• [Dataset]:

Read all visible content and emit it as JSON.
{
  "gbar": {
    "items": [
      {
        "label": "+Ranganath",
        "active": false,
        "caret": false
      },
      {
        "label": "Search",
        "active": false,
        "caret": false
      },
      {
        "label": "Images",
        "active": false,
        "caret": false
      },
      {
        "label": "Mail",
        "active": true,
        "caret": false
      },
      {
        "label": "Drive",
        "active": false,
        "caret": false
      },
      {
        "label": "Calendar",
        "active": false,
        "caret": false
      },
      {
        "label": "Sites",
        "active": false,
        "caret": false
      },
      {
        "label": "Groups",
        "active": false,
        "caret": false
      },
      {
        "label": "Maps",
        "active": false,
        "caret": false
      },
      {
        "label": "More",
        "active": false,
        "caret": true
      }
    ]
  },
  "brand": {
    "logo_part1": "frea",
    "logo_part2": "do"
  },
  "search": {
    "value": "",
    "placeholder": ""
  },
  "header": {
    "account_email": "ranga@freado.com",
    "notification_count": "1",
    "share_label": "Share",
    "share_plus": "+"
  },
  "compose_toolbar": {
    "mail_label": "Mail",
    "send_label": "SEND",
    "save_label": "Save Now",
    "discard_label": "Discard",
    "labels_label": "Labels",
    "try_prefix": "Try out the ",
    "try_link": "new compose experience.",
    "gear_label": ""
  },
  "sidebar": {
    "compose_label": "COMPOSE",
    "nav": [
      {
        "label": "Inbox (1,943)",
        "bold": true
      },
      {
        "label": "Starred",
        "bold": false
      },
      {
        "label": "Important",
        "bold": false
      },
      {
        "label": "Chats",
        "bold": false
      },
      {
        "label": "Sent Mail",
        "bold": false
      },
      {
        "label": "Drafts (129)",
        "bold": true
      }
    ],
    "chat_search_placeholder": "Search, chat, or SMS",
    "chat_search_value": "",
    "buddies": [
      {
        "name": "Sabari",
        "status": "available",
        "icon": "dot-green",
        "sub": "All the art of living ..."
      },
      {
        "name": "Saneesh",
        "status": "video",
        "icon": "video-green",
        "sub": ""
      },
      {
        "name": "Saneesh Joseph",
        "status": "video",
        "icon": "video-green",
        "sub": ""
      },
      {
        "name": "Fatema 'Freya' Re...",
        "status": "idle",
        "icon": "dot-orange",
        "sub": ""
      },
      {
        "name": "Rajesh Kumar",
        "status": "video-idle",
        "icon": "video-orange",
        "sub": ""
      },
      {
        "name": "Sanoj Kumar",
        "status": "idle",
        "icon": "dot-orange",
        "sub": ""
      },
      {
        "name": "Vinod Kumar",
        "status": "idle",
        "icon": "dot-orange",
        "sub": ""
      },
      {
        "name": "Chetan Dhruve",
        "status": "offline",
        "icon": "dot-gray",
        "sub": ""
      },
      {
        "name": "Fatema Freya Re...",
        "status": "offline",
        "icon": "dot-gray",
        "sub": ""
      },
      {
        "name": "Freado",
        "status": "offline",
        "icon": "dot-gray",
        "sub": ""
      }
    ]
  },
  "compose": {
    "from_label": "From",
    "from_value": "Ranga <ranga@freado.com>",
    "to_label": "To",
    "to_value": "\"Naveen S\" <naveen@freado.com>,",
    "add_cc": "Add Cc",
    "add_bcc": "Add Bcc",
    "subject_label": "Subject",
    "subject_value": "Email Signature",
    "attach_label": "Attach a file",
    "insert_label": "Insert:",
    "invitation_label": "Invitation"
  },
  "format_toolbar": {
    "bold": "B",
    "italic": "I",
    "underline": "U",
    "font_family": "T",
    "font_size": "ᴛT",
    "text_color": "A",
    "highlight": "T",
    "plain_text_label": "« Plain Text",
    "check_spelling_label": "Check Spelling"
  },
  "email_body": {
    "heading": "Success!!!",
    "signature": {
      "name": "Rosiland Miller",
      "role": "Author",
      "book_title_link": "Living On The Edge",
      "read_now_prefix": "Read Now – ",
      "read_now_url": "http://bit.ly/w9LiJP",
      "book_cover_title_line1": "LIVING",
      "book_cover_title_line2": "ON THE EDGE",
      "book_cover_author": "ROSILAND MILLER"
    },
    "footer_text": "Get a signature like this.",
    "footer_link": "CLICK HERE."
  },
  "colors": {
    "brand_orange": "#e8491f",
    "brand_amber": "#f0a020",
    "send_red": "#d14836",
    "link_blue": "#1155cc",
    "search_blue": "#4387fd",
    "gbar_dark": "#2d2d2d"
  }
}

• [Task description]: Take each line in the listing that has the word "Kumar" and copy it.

• [Exercise response]:
        "name": "Rajesh Kumar",
        "name": "Sanoj Kumar",
        "name": "Vinod Kumar",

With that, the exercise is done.